His most recent novels – Millennium People and Kingdom Come – have dealt, respectively, with a breakdown in law and order among the middle-classes and racist riots in West London. In the latter, a mob attacks a public library, trashing the books but sparing the DVDs, giving an all-too-accurate take on public taste that educational policy-makers might want to consider. Some might disagree with his estimate of the value of Anthony Powell’s novel (in an age of spin and doctrine-lite politics Powell’s creation, Widmerpool – lacking convictions, oleaginous and on the political make – is surely ripe for reappraisal). But more would probably agree with his assertion that arts funding by the state has helped to create an artistic ‘dependent class…whose chief mission in life is to get their grants renewed’, whilst reducing ‘the “arts community” to a docile herd’. The ethos and ‘preposterous overconfidence’ of the movie industry also come in for criticism. ‘Films based on my novels were lunched, but never launched’.
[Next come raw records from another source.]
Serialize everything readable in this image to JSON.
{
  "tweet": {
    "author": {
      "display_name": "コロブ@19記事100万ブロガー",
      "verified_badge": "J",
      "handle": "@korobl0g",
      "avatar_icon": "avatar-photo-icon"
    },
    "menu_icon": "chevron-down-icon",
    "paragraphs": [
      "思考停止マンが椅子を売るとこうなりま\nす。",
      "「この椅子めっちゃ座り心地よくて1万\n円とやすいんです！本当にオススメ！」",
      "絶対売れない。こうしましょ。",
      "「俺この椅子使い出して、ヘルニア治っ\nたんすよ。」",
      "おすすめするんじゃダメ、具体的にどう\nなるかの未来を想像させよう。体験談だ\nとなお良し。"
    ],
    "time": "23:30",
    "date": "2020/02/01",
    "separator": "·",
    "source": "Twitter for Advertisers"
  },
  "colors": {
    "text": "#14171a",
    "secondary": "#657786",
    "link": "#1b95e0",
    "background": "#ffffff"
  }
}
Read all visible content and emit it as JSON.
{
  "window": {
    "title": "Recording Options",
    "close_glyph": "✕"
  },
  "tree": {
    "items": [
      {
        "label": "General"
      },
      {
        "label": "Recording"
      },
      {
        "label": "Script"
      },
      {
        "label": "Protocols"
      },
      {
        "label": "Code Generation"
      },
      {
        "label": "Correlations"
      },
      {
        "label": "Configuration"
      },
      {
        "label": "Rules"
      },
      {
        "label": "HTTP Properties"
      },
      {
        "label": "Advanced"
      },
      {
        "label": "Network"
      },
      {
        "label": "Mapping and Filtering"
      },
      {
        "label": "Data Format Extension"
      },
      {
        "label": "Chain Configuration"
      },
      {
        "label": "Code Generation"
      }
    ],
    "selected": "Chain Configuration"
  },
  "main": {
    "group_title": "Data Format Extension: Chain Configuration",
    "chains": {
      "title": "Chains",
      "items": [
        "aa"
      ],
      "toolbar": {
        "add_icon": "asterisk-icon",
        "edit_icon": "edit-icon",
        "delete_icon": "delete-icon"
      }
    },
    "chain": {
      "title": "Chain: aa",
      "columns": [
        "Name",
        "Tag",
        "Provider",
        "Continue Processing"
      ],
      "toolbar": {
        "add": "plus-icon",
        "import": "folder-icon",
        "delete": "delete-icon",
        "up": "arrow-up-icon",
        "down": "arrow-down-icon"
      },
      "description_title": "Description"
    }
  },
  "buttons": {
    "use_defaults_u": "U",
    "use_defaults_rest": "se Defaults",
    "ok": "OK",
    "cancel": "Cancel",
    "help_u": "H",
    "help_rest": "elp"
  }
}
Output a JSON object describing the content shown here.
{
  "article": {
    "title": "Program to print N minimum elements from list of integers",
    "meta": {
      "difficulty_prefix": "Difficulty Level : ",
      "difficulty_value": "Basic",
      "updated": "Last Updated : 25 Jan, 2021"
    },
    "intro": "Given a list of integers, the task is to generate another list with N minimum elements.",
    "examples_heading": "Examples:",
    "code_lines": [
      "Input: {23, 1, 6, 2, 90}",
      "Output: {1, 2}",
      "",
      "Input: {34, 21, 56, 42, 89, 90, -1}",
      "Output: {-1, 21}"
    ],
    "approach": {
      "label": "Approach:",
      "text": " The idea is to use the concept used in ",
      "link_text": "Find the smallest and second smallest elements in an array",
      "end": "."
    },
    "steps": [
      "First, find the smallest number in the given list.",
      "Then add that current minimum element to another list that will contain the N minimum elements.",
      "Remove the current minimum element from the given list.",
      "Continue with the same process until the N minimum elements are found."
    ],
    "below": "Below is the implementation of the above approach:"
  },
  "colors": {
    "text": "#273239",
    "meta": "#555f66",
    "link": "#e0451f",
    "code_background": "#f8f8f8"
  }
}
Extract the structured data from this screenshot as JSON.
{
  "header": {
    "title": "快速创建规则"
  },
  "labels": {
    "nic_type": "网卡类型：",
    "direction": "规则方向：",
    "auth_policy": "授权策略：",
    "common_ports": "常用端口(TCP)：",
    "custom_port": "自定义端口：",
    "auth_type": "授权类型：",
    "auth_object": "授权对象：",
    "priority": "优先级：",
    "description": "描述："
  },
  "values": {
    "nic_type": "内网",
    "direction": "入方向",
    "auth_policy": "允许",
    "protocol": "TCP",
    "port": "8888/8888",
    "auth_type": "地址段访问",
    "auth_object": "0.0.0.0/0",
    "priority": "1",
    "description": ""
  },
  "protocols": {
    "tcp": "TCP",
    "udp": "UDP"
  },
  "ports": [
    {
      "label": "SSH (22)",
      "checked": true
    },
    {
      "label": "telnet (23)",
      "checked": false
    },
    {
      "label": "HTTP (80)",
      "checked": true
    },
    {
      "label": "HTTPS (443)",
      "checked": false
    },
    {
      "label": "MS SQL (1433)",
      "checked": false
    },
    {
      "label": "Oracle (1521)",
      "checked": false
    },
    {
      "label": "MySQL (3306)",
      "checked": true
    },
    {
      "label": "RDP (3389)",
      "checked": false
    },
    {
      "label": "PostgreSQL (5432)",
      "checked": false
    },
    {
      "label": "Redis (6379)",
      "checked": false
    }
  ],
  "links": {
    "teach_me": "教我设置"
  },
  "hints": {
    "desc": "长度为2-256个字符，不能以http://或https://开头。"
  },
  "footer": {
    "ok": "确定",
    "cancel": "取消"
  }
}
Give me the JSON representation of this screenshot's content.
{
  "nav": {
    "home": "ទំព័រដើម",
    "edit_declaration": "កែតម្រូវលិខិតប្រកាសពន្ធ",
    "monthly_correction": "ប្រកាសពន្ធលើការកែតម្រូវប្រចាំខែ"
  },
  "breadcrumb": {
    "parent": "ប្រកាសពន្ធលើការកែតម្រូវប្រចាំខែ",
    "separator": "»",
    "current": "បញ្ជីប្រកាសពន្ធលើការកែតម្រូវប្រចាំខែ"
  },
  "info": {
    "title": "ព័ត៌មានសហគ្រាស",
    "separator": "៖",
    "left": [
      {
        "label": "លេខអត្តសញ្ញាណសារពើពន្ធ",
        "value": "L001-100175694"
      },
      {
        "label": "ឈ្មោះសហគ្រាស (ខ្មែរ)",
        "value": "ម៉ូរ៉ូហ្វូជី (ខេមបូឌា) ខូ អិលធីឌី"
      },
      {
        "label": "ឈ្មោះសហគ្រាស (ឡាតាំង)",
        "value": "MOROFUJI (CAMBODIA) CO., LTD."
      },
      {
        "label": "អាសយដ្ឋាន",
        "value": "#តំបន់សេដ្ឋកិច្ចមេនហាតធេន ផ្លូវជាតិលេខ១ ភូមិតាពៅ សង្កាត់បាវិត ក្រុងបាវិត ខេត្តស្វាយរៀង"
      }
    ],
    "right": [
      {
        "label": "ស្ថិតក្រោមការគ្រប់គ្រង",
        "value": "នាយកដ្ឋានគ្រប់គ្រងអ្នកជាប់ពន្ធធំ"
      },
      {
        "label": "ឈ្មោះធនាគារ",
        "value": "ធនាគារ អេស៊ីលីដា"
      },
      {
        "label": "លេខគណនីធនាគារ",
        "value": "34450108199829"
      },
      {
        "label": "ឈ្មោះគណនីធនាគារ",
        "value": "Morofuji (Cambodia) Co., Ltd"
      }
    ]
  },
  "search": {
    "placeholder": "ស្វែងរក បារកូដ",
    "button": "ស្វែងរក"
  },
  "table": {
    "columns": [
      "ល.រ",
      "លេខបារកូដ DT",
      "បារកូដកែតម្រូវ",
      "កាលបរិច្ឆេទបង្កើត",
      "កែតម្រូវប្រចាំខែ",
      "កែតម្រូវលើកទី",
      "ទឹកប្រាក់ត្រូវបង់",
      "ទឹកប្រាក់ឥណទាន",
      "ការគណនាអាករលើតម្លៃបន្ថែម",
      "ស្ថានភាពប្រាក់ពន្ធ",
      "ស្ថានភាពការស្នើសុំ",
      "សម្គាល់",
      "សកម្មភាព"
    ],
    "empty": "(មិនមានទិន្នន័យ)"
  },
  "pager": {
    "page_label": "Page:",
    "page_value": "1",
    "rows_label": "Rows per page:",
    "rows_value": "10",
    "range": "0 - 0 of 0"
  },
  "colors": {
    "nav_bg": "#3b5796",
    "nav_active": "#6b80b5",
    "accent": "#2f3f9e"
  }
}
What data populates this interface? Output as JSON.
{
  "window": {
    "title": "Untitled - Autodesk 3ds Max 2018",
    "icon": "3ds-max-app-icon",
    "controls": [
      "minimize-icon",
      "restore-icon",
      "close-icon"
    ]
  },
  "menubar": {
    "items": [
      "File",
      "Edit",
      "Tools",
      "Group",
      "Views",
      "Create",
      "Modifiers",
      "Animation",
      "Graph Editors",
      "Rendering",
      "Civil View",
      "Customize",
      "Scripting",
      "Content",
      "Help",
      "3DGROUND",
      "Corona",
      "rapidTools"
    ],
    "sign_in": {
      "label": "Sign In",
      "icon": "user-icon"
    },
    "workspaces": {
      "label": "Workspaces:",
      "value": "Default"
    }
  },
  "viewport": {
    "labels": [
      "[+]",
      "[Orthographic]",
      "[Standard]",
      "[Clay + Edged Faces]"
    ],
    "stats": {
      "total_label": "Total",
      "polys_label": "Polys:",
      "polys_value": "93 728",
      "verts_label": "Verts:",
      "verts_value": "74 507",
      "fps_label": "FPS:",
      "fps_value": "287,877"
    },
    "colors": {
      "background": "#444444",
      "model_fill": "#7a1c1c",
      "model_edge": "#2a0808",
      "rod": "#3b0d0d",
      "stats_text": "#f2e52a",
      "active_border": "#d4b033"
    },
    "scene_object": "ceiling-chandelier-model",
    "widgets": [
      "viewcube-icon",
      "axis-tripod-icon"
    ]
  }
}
Unsurprisingly, political correctness doesn’t even flicker on Ballard’s mental compass. He supports the dropping of the atomic bombs in 1945, ‘saving millions of Chinese lives, as well as our own’ and that one of the reasons he wrote Empire was because few English people of later generations were aware of the war against the Japanese. He happily recount his basic training for the RAF, including weapons training with rifles, revolvers and machine guns – ‘I turned out to be a fairly good shot’ – lessons in officers mess etiquette and learning to diagnose the first symptoms of VD. Feminists pieties leave him unmoved: speaking of female interviewers who spotted dust in unfrequented corners of his house, he suspects ‘that the sight of a man bringing up apparently happy children (to which they never refer) alerts a reflex of rather old-fashioned alarm. If women aren’t needed to do the dusting, what hope is there left?’
The books has the same clear, almost nonchalant, feel to it the characterises Ballard’s writing, for he always writes to tell us that this – however discomfiting ‘this’ may be – is the way it is. But it’s been written under immense pressure, and in the final chapter we discover why: its author has cancer of the prostate. But, as he comes to the end of his life Ballard can reflect that his books – ultimately designed to dispel the shadows of Shanghai and the empire of the sun’s malignant rays – remain to help shine a necessary, if disturbing, light into the dark sides of the human condition.